Mental Hospital Being Investigated After Abuse Allegations Surface
Thirty-one staff members at Connecticut’s only maximum-security psychiatric hospital, Whiting Forensic Division hospital in Middletown, have been suspended and nine have been arrested in connection with abuse allegations. More arrests are expected to be made shortly as the facility continues to be investigated, according to police. Whiting is part of Connecticut Valley Hospital, which is maintained by the state Department of Mental Health and Addiction Services.
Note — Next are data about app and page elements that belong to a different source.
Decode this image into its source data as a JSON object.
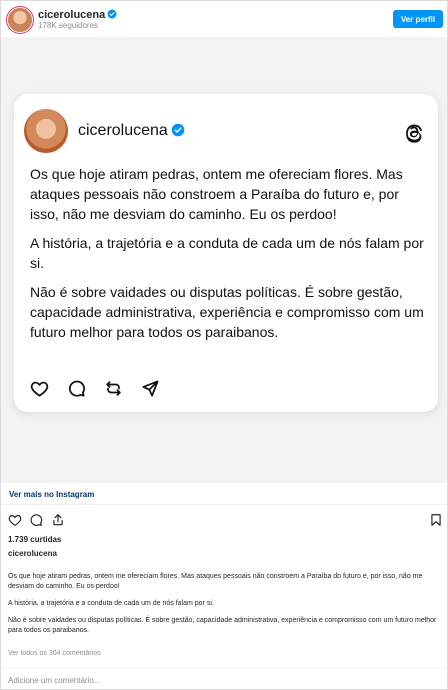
{
  "header": {
    "username": "cicerolucena",
    "followers": "178K seguidores",
    "profile_button": "Ver perfil"
  },
  "card": {
    "username": "cicerolucena",
    "paragraphs": [
      "Os que hoje atiram pedras, ontem me ofereciam flores. Mas ataques pessoais não constroem a Paraíba do futuro e, por isso, não me desviam do caminho. Eu os perdoo!",
      "A história, a trajetória e a conduta de cada um de nós falam por si.",
      "Não é sobre vaidades ou disputas políticas. É sobre gestão, capacidade administrativa, experiência e compromisso com um futuro melhor para todos os paraibanos."
    ],
    "icons": [
      "heart-icon",
      "comment-icon",
      "repost-icon",
      "share-icon",
      "threads-logo-icon"
    ]
  },
  "view_more": "Ver mais no Instagram",
  "likes": "1.739 curtidas",
  "caption": {
    "username": "cicerolucena",
    "paragraphs": [
      "Os que hoje atiram pedras, ontem me ofereciam flores. Mas ataques pessoais não constroem a Paraíba do futuro e, por isso, não me desviam do caminho. Eu os perdoo!",
      "A história, a trajetória e a conduta de cada um de nós falam por si.",
      "Não é sobre vaidades ou disputas políticas. É sobre gestão, capacidade administrativa, experiência e compromisso com um futuro melhor para todos os paraibanos."
    ]
  },
  "comments_link": "Ver todos os 304 comentários",
  "comment_placeholder": "Adicione um comentário...",
  "colors": {
    "accent": "#0095f6",
    "verified": "#0095f6",
    "link": "#00376b",
    "muted": "#8e8e8e"
  }
}
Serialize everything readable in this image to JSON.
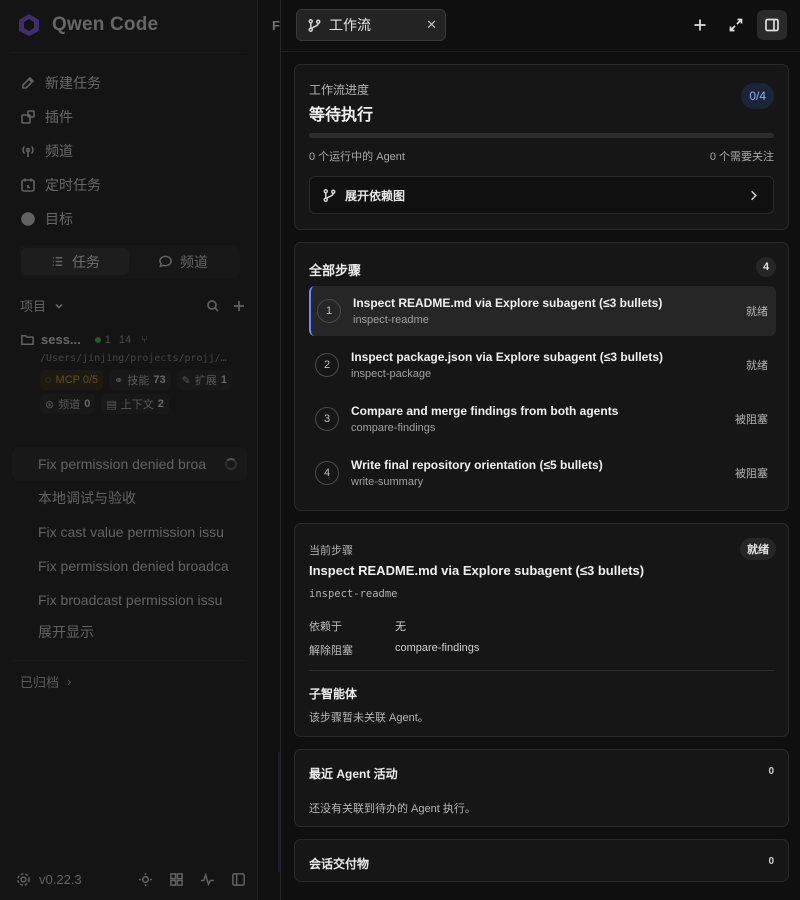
{
  "app": {
    "name": "Qwen Code",
    "version": "v0.22.3"
  },
  "sidebar": {
    "nav": [
      {
        "label": "新建任务",
        "icon": "edit-icon"
      },
      {
        "label": "插件",
        "icon": "puzzle-icon"
      },
      {
        "label": "频道",
        "icon": "broadcast-icon"
      },
      {
        "label": "定时任务",
        "icon": "calendar-clock-icon"
      },
      {
        "label": "目标",
        "icon": "target-icon"
      }
    ],
    "segment": {
      "tasks": "任务",
      "channels": "频道",
      "active": "任务"
    },
    "projects_label": "项目",
    "session": {
      "name": "sess...",
      "running": "1",
      "count": "14",
      "path": "/Users/jinjing/projects/projj/…",
      "chips": {
        "mcp": "MCP 0/5",
        "skills_label": "技能",
        "skills": "73",
        "ext_label": "扩展",
        "ext": "1",
        "chan_label": "频道",
        "chan": "0",
        "ctx_label": "上下文",
        "ctx": "2"
      }
    },
    "tasks": [
      "Fix permission denied broa",
      "本地调试与验收",
      "Fix cast value permission issu",
      "Fix permission denied broadca",
      "Fix broadcast permission issu"
    ],
    "show_more": "展开显示",
    "archived": "已归档"
  },
  "midstrip_letter": "F",
  "panel": {
    "tab_label": "工作流",
    "progress": {
      "label": "工作流进度",
      "status": "等待执行",
      "ratio": "0/4",
      "fraction": 0,
      "running_agents": "0 个运行中的 Agent",
      "need_attention": "0 个需要关注",
      "expand_graph": "展开依赖图"
    },
    "steps": {
      "title": "全部步骤",
      "count": "4",
      "items": [
        {
          "num": "1",
          "title": "Inspect README.md via Explore subagent (≤3 bullets)",
          "id": "inspect-readme",
          "status": "就绪"
        },
        {
          "num": "2",
          "title": "Inspect package.json via Explore subagent (≤3 bullets)",
          "id": "inspect-package",
          "status": "就绪"
        },
        {
          "num": "3",
          "title": "Compare and merge findings from both agents",
          "id": "compare-findings",
          "status": "被阻塞"
        },
        {
          "num": "4",
          "title": "Write final repository orientation (≤5 bullets)",
          "id": "write-summary",
          "status": "被阻塞"
        }
      ]
    },
    "current": {
      "label": "当前步骤",
      "badge": "就绪",
      "title": "Inspect README.md via Explore subagent (≤3 bullets)",
      "id": "inspect-readme",
      "depends_label": "依赖于",
      "depends_value": "无",
      "unblocks_label": "解除阻塞",
      "unblocks_value": "compare-findings",
      "sub_title": "子智能体",
      "sub_text": "该步骤暂未关联 Agent。"
    },
    "activity": {
      "title": "最近 Agent 活动",
      "count": "0",
      "text": "还没有关联到待办的 Agent 执行。"
    },
    "deliverables": {
      "title": "会话交付物",
      "count": "0"
    }
  },
  "colors": {
    "accent": "#6b8cff",
    "running": "#3fbf5e",
    "warn": "#c9a227"
  }
}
There are 106 beds at the facility in the maximum-security area and an additional 141 beds in “enhanced security”.
“It’s really incomprehensible that this could happen in this day and age,” said Senator Heather Somers, a Republican. “It’s like something out of a Stephen King novel. I think it’s very important that we, as legislators, get to the bottom of this. If you are put in the state’s care, you should be cared for. You shouldn’t be tormented.”
Alleged incidents include placing a diaper over a patient’s head, throwing food at him, placing a mop on his head and pouring water over him, adding salt in his coffee, and kicking him. And, current and former staff members and patients’ relatives are coming forward with many other accounts.
Somers said some of their allegations include staff abusing patients, disobeying doctors’ orders and forging of doctors’ signatures. The nine arrested were charged with cruelty to persons and disorderly conduct. The other 31 suspended either took part in the abuse or knew about it and failed to report it. They face the possibility of being terminated from their positions and losing their licenses.
The abuse came to the forefront after the state Department of Public Health found one of the residents, a 62-year-old male, to have been kicked, jabbed, poked at and taunted by staff members over a significant period of time. The federal Centers for Medicare & Medicaid Services asked that Whiting be investigated following a whistleblower complaint. Some of the abuse was later found to have been recorded by surveillance cameras.
The 62-year-old patient was committed to the hospital back in 1995 after being acquitted by reason of mental disease in the murder of his father, according to his court-appointed co-conservator, Karen Kangas. The man was diagnosed with schizoaffective disorder and autism spectrum disorder. “He’s been traumatized,” Kangas said. “That’s not how we should be treated when we have cancer, and it should not be how we’re treated when we have mental illnesses. I just couldn’t imagine that this all went on.”
The Department of Mental Health and Addiction Services said it would “do whatever is necessary to prevent future incidents” in a statement. District 1199 of the Service Employees International Union, the Whiting’s workers’ labor union, released a statement of its own indicating patient abuse is unacceptable. The union is calling for new management, better training, and more staff as the hospital’s services continue to be investigated.
Brian Woolf, attorney for one of the staff members who was arrested, forensic head nurse Mark Cusson, said, “We have information from a variety of sources that this patient was an extremely difficult patient and some of the actions they took were justified.” His client is shocked by his arrest and they plan to defend their position.